Most look like this.
Most look like this.

A similar simple example a few minutes ~90 blocks earlier with the same competitors. These are reasonably low-tip conclusions in both simple examples.

Or this
Or this

Example 2: Odd auction pauses

An odd but recurring pause pattern seems to happen, for reasons unknown. I might guess this occurs when the overall fee is relatively high (>1k in this plot, up to 3k).

These two contracts are clearly cycling with one another, so perhaps this is simply dominated by one bots behaviour and the other follows, so the “pattern” is really due to one bot. Unsure.

Common accelerate, pause, go, pause
Common accelerate, pause, go, pause

Example 3: One party continues well after block completion time

In my node, it looks like one party continues to bid after the other party has won/ block is done. Recall that we all have different localised views in our nodes and who knows what the other parties saw. It is reasonable to conclude the ‘blue dots bids’ were rational to them, on data which was delayed relative to the miner. (Or, perhaps, I misunderstand something.)

Bidding after it is lost (they didn't see it yet)
Bidding after it is lost (they didn't see it yet)

Relatedly this one looks like the block was completed, but both competitors kept sending transaction with higher bids. Same story as above, who knows what each party saw in their nodes.

They would have paid more gas
They would have paid more gas

Example 4: Other winners

Here are some examples where, for the given target contract/ EOA, other EOAs (which I’ve poorly named “alt nonce” in the legend) from the same contract owner act and win transactions in the same block.

You can also see winners from other bots during the same block.They are almost surely going after different opportunities in several of those cases. Recall that I’ve not done content inspection for these plots (i.e.; are they both bidding for swap ABC:XYZ).
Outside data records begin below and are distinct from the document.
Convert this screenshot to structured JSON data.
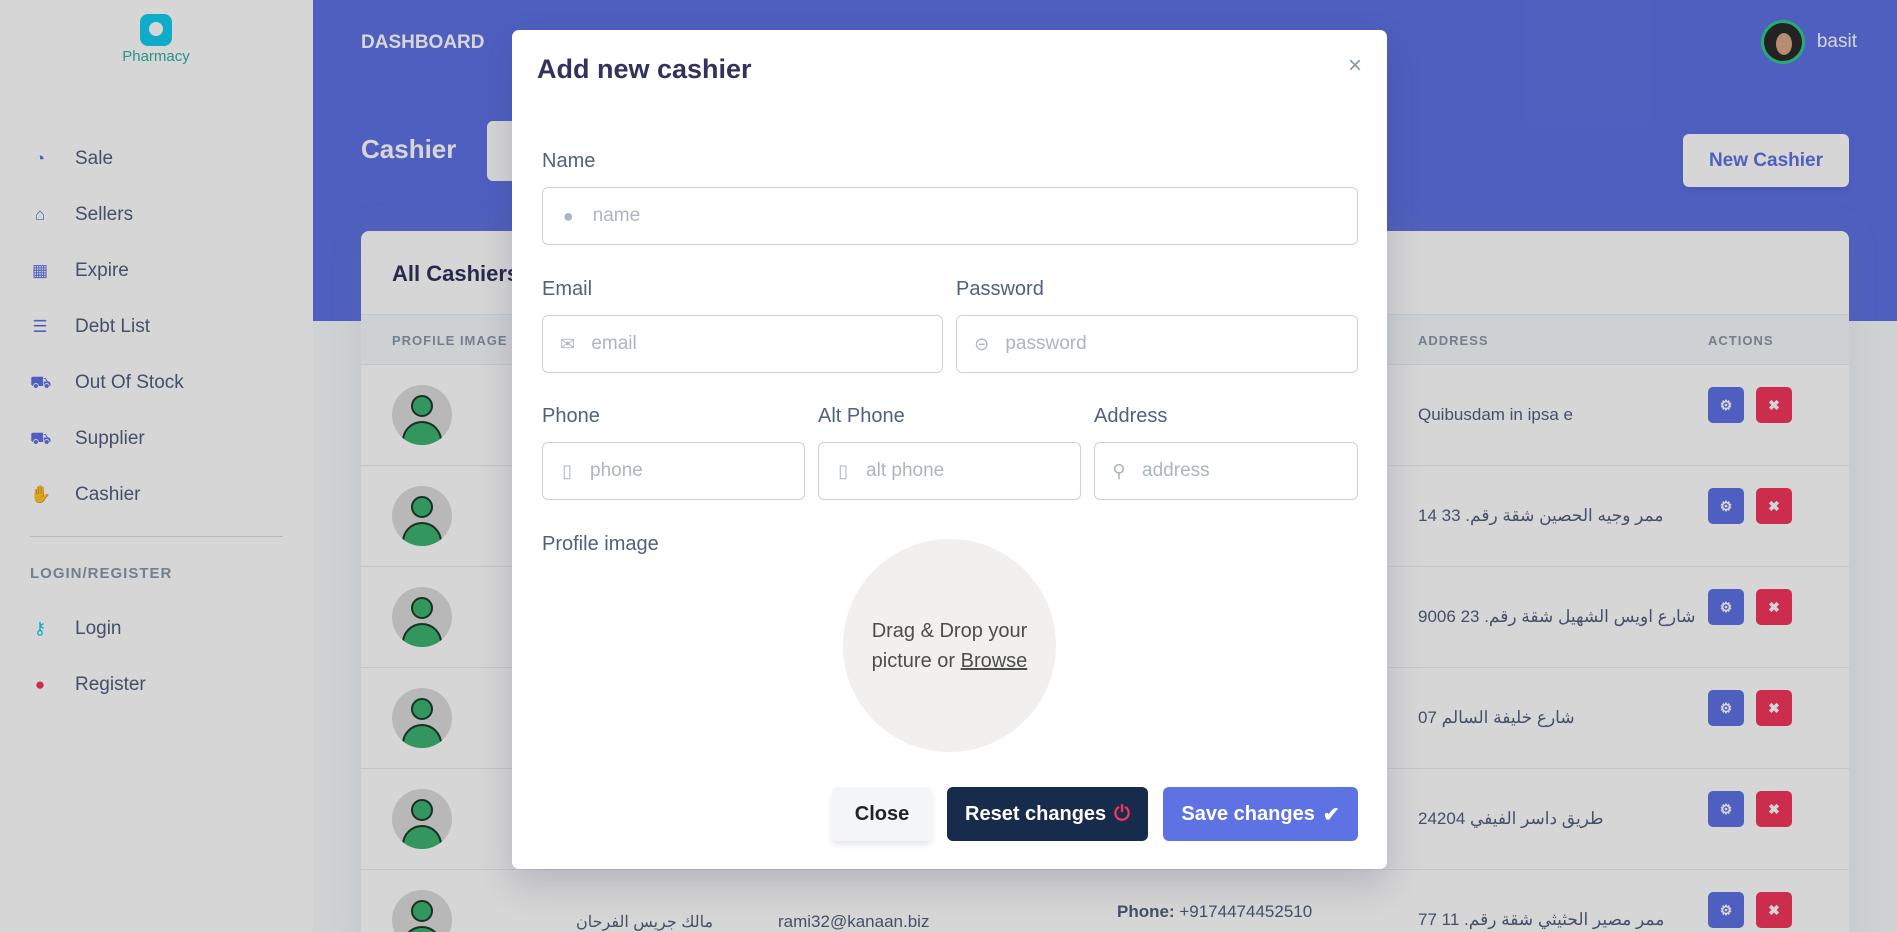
{
  "sidebar": {
    "logo_text": "Pharmacy",
    "items": [
      {
        "label": "Sale",
        "icon": "chart-pie-icon"
      },
      {
        "label": "Sellers",
        "icon": "store-icon"
      },
      {
        "label": "Expire",
        "icon": "calendar-icon"
      },
      {
        "label": "Debt List",
        "icon": "list-icon"
      },
      {
        "label": "Out Of Stock",
        "icon": "cart-icon"
      },
      {
        "label": "Supplier",
        "icon": "truck-icon"
      },
      {
        "label": "Cashier",
        "icon": "hand-coin-icon"
      }
    ],
    "section_heading": "LOGIN/REGISTER",
    "auth_items": [
      {
        "label": "Login",
        "icon": "key-icon"
      },
      {
        "label": "Register",
        "icon": "user-circle-icon"
      }
    ]
  },
  "topbar": {
    "dashboard": "DASHBOARD",
    "username": "basit"
  },
  "header": {
    "title": "Cashier",
    "new_button": "New Cashier"
  },
  "table": {
    "title": "All Cashiers",
    "columns": {
      "profile": "PROFILE IMAGE",
      "address": "ADDRESS",
      "actions": "ACTIONS"
    },
    "rows": [
      {
        "address": "Quibusdam in ipsa e"
      },
      {
        "address": "ممر وجيه الحصين شقة رقم. 33 14"
      },
      {
        "address": "شارع اويس الشهيل شقة رقم. 23 9006"
      },
      {
        "address": "شارع خليفة السالم 07"
      },
      {
        "address": "طريق داسر الفيفي 24204"
      },
      {
        "address": "ممر مصير الحثيثي شقة رقم. 11 77",
        "name": "مالك جريس الفرحان",
        "email": "rami32@kanaan.biz",
        "phone_label": "Phone:",
        "phone": "+9174474452510"
      }
    ]
  },
  "modal": {
    "title": "Add new cashier",
    "close_symbol": "×",
    "name_label": "Name",
    "name_placeholder": "name",
    "email_label": "Email",
    "email_placeholder": "email",
    "password_label": "Password",
    "password_placeholder": "password",
    "phone_label": "Phone",
    "phone_placeholder": "phone",
    "alt_phone_label": "Alt Phone",
    "alt_phone_placeholder": "alt phone",
    "address_label": "Address",
    "address_placeholder": "address",
    "profile_label": "Profile image",
    "drop_text_1": "Drag & Drop your",
    "drop_text_2": "picture or",
    "drop_browse": "Browse",
    "btn_close": "Close",
    "btn_reset": "Reset changes",
    "btn_save": "Save changes"
  },
  "colors": {
    "primary": "#5e72e4",
    "danger": "#f5365c",
    "dark": "#172b4d",
    "success": "#2dce89"
  }
}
IMO these were interesting because they show how active these bots can be when considering multiple opportunities/ EOAs in the same pre-block period.
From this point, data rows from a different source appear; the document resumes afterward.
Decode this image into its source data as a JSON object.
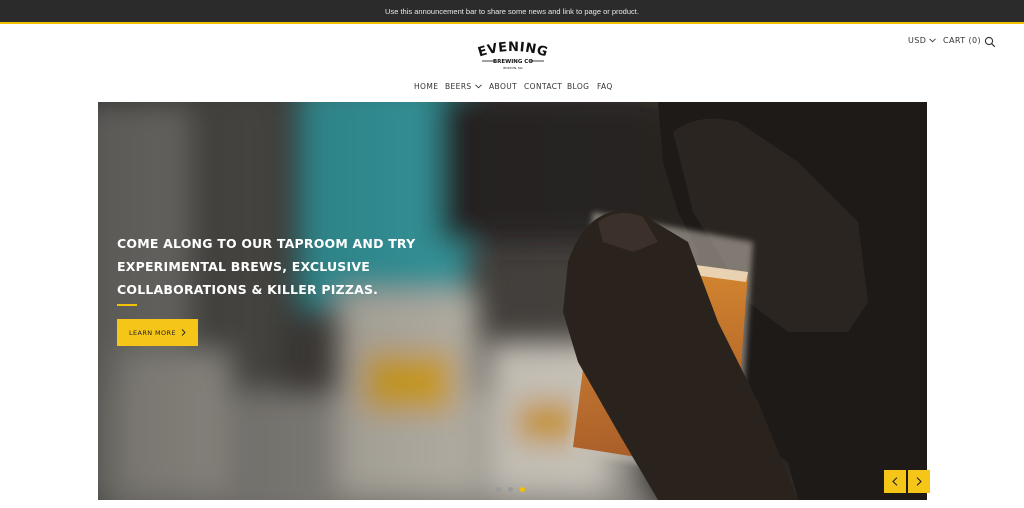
{
  "announcement": {
    "text": "Use this announcement bar to share some news and link to page or product."
  },
  "brand": {
    "name": "EVENING",
    "sub": "BREWING CO",
    "tagline": "BOSTON, MA",
    "accent": "#f2c200"
  },
  "utility": {
    "currency": "USD",
    "cart_label": "CART (0)",
    "search_icon": "search-icon"
  },
  "nav": {
    "items": [
      {
        "label": "HOME"
      },
      {
        "label": "BEERS",
        "has_dropdown": true
      },
      {
        "label": "ABOUT"
      },
      {
        "label": "CONTACT"
      },
      {
        "label": "BLOG"
      },
      {
        "label": "FAQ"
      }
    ]
  },
  "hero": {
    "headline_lines": [
      "COME ALONG TO OUR TAPROOM AND TRY",
      "EXPERIMENTAL BREWS, EXCLUSIVE",
      "COLLABORATIONS & KILLER PIZZAS."
    ],
    "cta_label": "LEARN MORE",
    "slides_total": 3,
    "active_slide": 3
  }
}
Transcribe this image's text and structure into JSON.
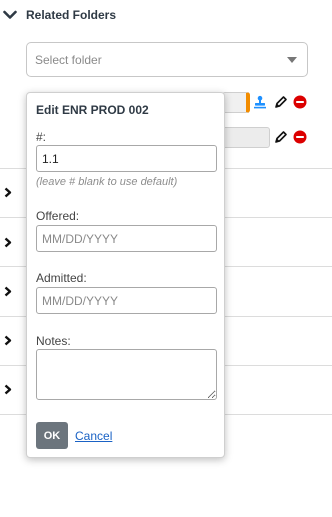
{
  "section": {
    "title": "Related Folders",
    "expand_icon": "chevron-down-icon"
  },
  "folder_select": {
    "placeholder": "Select folder"
  },
  "folder_rows": [
    {
      "accent_color": "#f28c00",
      "icons": [
        "stamp-icon",
        "pencil-icon",
        "remove-circle-icon"
      ]
    },
    {
      "icons": [
        "pencil-icon",
        "remove-circle-icon"
      ]
    }
  ],
  "expanders": {
    "count": 5,
    "icon": "chevron-right-icon"
  },
  "popover": {
    "title": "Edit ENR PROD 002",
    "number_label": "#:",
    "number_value": "1.1",
    "number_hint": "(leave # blank to use default)",
    "offered_label": "Offered:",
    "offered_placeholder": "MM/DD/YYYY",
    "admitted_label": "Admitted:",
    "admitted_placeholder": "MM/DD/YYYY",
    "notes_label": "Notes:",
    "notes_value": "",
    "ok_label": "OK",
    "cancel_label": "Cancel"
  },
  "colors": {
    "accent_orange": "#f28c00",
    "stamp_blue": "#1e90ff",
    "remove_red": "#dc0000",
    "link_blue": "#1a62c5",
    "ok_button": "#6c757d"
  }
}
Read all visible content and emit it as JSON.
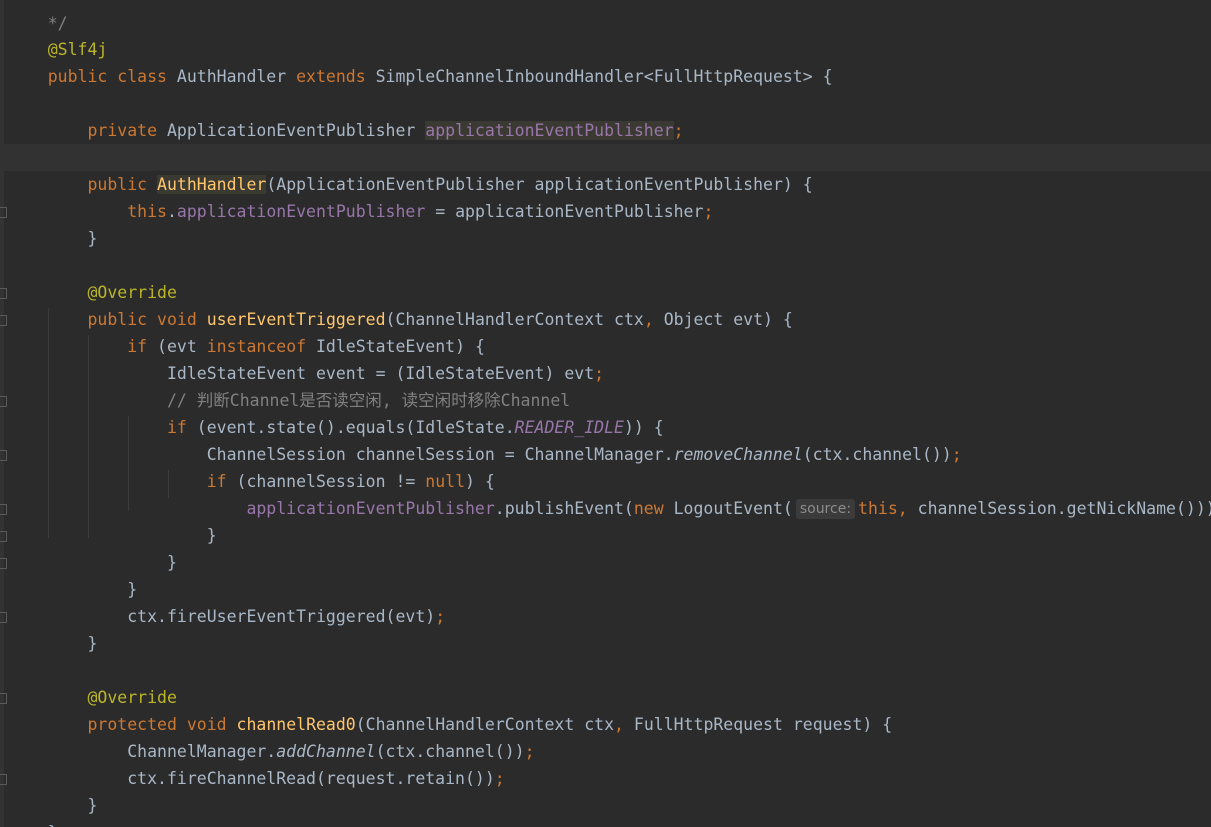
{
  "editor": {
    "lines": {
      "l0": {
        "t1": "*/"
      },
      "l1": {
        "t1": "@Slf4j"
      },
      "l2": {
        "t1": "public",
        "t2": " ",
        "t3": "class",
        "t4": " AuthHandler ",
        "t5": "extends",
        "t6": " SimpleChannelInboundHandler<FullHttpRequest> {"
      },
      "l3": {
        "t1": "private",
        "t2": " ApplicationEventPublisher ",
        "t3": "applicationEventPublisher",
        "t4": ";"
      },
      "l4": {
        "t1": "public",
        "t2": " ",
        "t3": "AuthHandler",
        "t4": "(ApplicationEventPublisher applicationEventPublisher) {"
      },
      "l5": {
        "t1": "this",
        "t2": ".",
        "t3": "applicationEventPublisher",
        "t4": " = applicationEventPublisher",
        "t5": ";"
      },
      "l6": {
        "t1": "}"
      },
      "l7": {
        "t1": "@Override"
      },
      "l8": {
        "t1": "public",
        "t2": " ",
        "t3": "void",
        "t4": " ",
        "t5": "userEventTriggered",
        "t6": "(ChannelHandlerContext ctx",
        "t7": ",",
        "t8": " Object evt) {"
      },
      "l9": {
        "t1": "if",
        "t2": " (evt ",
        "t3": "instanceof",
        "t4": " IdleStateEvent) {"
      },
      "l10": {
        "t1": "IdleStateEvent event = (IdleStateEvent) evt",
        "t2": ";"
      },
      "l11": {
        "t1": "// 判断Channel是否读空闲, 读空闲时移除Channel"
      },
      "l12": {
        "t1": "if",
        "t2": " (event.state().equals(IdleState.",
        "t3": "READER_IDLE",
        "t4": ")) {"
      },
      "l13": {
        "t1": "ChannelSession channelSession = ChannelManager.",
        "t2": "removeChannel",
        "t3": "(ctx.channel())",
        "t4": ";"
      },
      "l14": {
        "t1": "if",
        "t2": " (channelSession != ",
        "t3": "null",
        "t4": ") {"
      },
      "l15": {
        "t1": "applicationEventPublisher",
        "t2": ".publishEvent(",
        "t3": "new",
        "t4": " LogoutEvent(",
        "hint": "source:",
        "t5": "this",
        "t6": ",",
        "t7": " channelSession.getNickName()))",
        "t8": ";"
      },
      "l16": {
        "t1": "}"
      },
      "l17": {
        "t1": "}"
      },
      "l18": {
        "t1": "}"
      },
      "l19": {
        "t1": "ctx.fireUserEventTriggered(evt)",
        "t2": ";"
      },
      "l20": {
        "t1": "}"
      },
      "l21": {
        "t1": "@Override"
      },
      "l22": {
        "t1": "protected",
        "t2": " ",
        "t3": "void",
        "t4": " ",
        "t5": "channelRead0",
        "t6": "(ChannelHandlerContext ctx",
        "t7": ",",
        "t8": " FullHttpRequest request) {"
      },
      "l23": {
        "t1": "ChannelManager.",
        "t2": "addChannel",
        "t3": "(ctx.channel())",
        "t4": ";"
      },
      "l24": {
        "t1": "ctx.fireChannelRead(request.retain())",
        "t2": ";"
      },
      "l25": {
        "t1": "}"
      },
      "l26": {
        "t1": "}"
      }
    }
  }
}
Other winners
Other winners

A busy example, clearly going after multiple opportunities that should land in the same block.

Busy other winners
Busy other winners

Another busy example

Busy period
Busy period

This plot is ‘too busy’ but shows 1 bot dominating several independent transactions/ opportunities. Again, these are surely several different swaps/ transactions each with their own competition and conclusion

Lots of winning for one party
Lots of winning for one party

A comparison of bot tip distributions

Here is a plot showing the (log) distribution of the top bots ‘tip’ rates. This plot is dominated by higher transaction count bots, but you can get the sense for the distributions.

(log) gas max priority fee per gas distribution by contract
(log) gas max priority fee per gas distribution by contract

There were several other plots but none were that great, so I chose just this 1 mediocre plot to share.

An aside: Etherscan is cool:

When a transaction is pending with multiple transactions per EOA/nonce, they will show you this:

Etherscan
Etherscan

Which will link to each shown below. Note the consecutive “max” and “max priority” values.

Pending #1

Etherscan
Etherscan

Pending #2

Etherscan
Etherscan

Pending #3

Etherscan
Etherscan

You can see the increasing values as the auctions happen (although typically it is very fast and code is much easier to see). Etherscan is cool.

Concluding

There are plenty more interesting things one could continue to do:

  • A study on all-in-costs with reverts for lost auctions.
  • A study with proper content inspection (what exact transactions are they competing for).
  • More nodes/ better P2P network setup,
  • etc.

That, however, is the end of this post-tangent. I hope that this at least provides some light entertainment, chart-porn and a glimpse into the current state of gas auctions on Ethereum. I sense this could have merely been a tweet-thread, but alas - the post is typed…

Any thoughts, complaints, clear errors or misunderstandings, please ping me @totlsota on twitter.

Ethereum Address
0x10D2e3d5D76154C985eD15241BC885E284c88829
Content Digest
Vy8-41kYphcFt40rh8SpFsDojwlwGBGkWCafqD4nTak